→ What you are asked to do
The data below is to be retyped exactly, line by line.

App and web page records
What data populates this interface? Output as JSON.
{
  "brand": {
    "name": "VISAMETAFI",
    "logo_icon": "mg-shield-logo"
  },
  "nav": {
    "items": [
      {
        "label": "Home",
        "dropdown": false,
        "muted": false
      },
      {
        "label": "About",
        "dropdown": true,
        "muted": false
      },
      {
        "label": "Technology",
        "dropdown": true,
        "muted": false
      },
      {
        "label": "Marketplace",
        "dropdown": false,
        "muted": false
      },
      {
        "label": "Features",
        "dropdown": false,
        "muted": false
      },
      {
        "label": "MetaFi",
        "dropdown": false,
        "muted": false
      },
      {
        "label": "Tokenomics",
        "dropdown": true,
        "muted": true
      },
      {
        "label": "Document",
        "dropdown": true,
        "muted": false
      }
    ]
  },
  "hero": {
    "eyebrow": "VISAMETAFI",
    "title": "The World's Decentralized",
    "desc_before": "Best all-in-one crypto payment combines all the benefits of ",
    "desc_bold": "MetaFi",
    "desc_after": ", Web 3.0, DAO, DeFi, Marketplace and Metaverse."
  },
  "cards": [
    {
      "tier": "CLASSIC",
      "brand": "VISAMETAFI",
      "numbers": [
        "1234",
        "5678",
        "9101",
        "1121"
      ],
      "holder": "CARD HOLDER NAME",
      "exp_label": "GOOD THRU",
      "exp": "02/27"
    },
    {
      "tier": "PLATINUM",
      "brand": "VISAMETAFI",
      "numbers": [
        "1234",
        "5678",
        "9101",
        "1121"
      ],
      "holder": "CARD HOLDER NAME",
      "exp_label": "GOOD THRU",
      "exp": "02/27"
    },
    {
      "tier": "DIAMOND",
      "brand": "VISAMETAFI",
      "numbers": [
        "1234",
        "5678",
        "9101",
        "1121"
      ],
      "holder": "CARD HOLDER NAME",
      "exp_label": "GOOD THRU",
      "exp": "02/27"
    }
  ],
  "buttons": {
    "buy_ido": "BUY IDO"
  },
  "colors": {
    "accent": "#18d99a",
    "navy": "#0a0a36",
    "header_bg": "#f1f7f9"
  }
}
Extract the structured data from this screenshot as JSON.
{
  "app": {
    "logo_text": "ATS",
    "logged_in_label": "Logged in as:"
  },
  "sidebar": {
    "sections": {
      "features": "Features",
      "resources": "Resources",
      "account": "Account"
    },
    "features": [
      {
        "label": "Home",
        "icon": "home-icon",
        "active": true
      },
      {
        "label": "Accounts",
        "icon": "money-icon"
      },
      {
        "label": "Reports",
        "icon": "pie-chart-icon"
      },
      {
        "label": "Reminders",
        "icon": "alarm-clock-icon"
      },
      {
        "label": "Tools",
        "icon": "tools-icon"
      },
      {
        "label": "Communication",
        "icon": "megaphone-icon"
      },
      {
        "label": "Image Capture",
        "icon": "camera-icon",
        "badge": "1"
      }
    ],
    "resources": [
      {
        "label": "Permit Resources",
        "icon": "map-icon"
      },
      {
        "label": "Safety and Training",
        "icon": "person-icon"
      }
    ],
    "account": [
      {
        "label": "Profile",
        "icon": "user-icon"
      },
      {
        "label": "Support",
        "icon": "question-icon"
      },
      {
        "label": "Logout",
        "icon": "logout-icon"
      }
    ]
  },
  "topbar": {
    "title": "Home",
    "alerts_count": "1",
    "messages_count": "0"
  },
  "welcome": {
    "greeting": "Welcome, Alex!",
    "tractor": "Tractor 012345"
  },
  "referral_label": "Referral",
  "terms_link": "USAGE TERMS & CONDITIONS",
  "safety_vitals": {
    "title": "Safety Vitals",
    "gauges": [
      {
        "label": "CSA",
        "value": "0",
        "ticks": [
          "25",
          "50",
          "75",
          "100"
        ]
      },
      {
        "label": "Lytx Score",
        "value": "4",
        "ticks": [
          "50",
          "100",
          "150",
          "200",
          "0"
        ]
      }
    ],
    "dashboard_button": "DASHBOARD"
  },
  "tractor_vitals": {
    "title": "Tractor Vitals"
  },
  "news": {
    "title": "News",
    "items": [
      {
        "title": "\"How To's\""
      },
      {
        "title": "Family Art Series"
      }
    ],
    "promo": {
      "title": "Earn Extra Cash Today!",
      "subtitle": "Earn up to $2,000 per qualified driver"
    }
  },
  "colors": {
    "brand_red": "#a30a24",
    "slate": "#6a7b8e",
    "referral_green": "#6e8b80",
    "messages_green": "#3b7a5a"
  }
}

→ Task solution
What data populates this interface? Output as JSON.
{
  "brand": {
    "name": "VISAMETAFI",
    "logo_icon": "mg-shield-logo"
  },
  "nav": {
    "items": [
      {
        "label": "Home",
        "dropdown": false,
        "muted": false
      },
      {
        "label": "About",
        "dropdown": true,
        "muted": false
      },
      {
        "label": "Technology",
        "dropdown": true,
        "muted": false
      },
      {
        "label": "Marketplace",
        "dropdown": false,
        "muted": false
      },
      {
        "label": "Features",
        "dropdown": false,
        "muted": false
      },
      {
        "label": "MetaFi",
        "dropdown": false,
        "muted": false
      },
      {
        "label": "Tokenomics",
        "dropdown": true,
        "muted": true
      },
      {
        "label": "Document",
        "dropdown": true,
        "muted": false
      }
    ]
  },
  "hero": {
    "eyebrow": "VISAMETAFI",
    "title": "The World's Decentralized",
    "desc_before": "Best all-in-one crypto payment combines all the benefits of ",
    "desc_bold": "MetaFi",
    "desc_after": ", Web 3.0, DAO, DeFi, Marketplace and Metaverse."
  },
  "cards": [
    {
      "tier": "CLASSIC",
      "brand": "VISAMETAFI",
      "numbers": [
        "1234",
        "5678",
        "9101",
        "1121"
      ],
      "holder": "CARD HOLDER NAME",
      "exp_label": "GOOD THRU",
      "exp": "02/27"
    },
    {
      "tier": "PLATINUM",
      "brand": "VISAMETAFI",
      "numbers": [
        "1234",
        "5678",
        "9101",
        "1121"
      ],
      "holder": "CARD HOLDER NAME",
      "exp_label": "GOOD THRU",
      "exp": "02/27"
    },
    {
      "tier": "DIAMOND",
      "brand": "VISAMETAFI",
      "numbers": [
        "1234",
        "5678",
        "9101",
        "1121"
      ],
      "holder": "CARD HOLDER NAME",
      "exp_label": "GOOD THRU",
      "exp": "02/27"
    }
  ],
  "buttons": {
    "buy_ido": "BUY IDO"
  },
  "colors": {
    "accent": "#18d99a",
    "navy": "#0a0a36",
    "header_bg": "#f1f7f9"
  }
}
Extract the structured data from this screenshot as JSON.
{
  "app": {
    "logo_text": "ATS",
    "logged_in_label": "Logged in as:"
  },
  "sidebar": {
    "sections": {
      "features": "Features",
      "resources": "Resources",
      "account": "Account"
    },
    "features": [
      {
        "label": "Home",
        "icon": "home-icon",
        "active": true
      },
      {
        "label": "Accounts",
        "icon": "money-icon"
      },
      {
        "label": "Reports",
        "icon": "pie-chart-icon"
      },
      {
        "label": "Reminders",
        "icon": "alarm-clock-icon"
      },
      {
        "label": "Tools",
        "icon": "tools-icon"
      },
      {
        "label": "Communication",
        "icon": "megaphone-icon"
      },
      {
        "label": "Image Capture",
        "icon": "camera-icon",
        "badge": "1"
      }
    ],
    "resources": [
      {
        "label": "Permit Resources",
        "icon": "map-icon"
      },
      {
        "label": "Safety and Training",
        "icon": "person-icon"
      }
    ],
    "account": [
      {
        "label": "Profile",
        "icon": "user-icon"
      },
      {
        "label": "Support",
        "icon": "question-icon"
      },
      {
        "label": "Logout",
        "icon": "logout-icon"
      }
    ]
  },
  "topbar": {
    "title": "Home",
    "alerts_count": "1",
    "messages_count": "0"
  },
  "welcome": {
    "greeting": "Welcome, Alex!",
    "tractor": "Tractor 012345"
  },
  "referral_label": "Referral",
  "terms_link": "USAGE TERMS & CONDITIONS",
  "safety_vitals": {
    "title": "Safety Vitals",
    "gauges": [
      {
        "label": "CSA",
        "value": "0",
        "ticks": [
          "25",
          "50",
          "75",
          "100"
        ]
      },
      {
        "label": "Lytx Score",
        "value": "4",
        "ticks": [
          "50",
          "100",
          "150",
          "200",
          "0"
        ]
      }
    ],
    "dashboard_button": "DASHBOARD"
  },
  "tractor_vitals": {
    "title": "Tractor Vitals"
  },
  "news": {
    "title": "News",
    "items": [
      {
        "title": "\"How To's\""
      },
      {
        "title": "Family Art Series"
      }
    ],
    "promo": {
      "title": "Earn Extra Cash Today!",
      "subtitle": "Earn up to $2,000 per qualified driver"
    }
  },
  "colors": {
    "brand_red": "#a30a24",
    "slate": "#6a7b8e",
    "referral_green": "#6e8b80",
    "messages_green": "#3b7a5a"
  }
}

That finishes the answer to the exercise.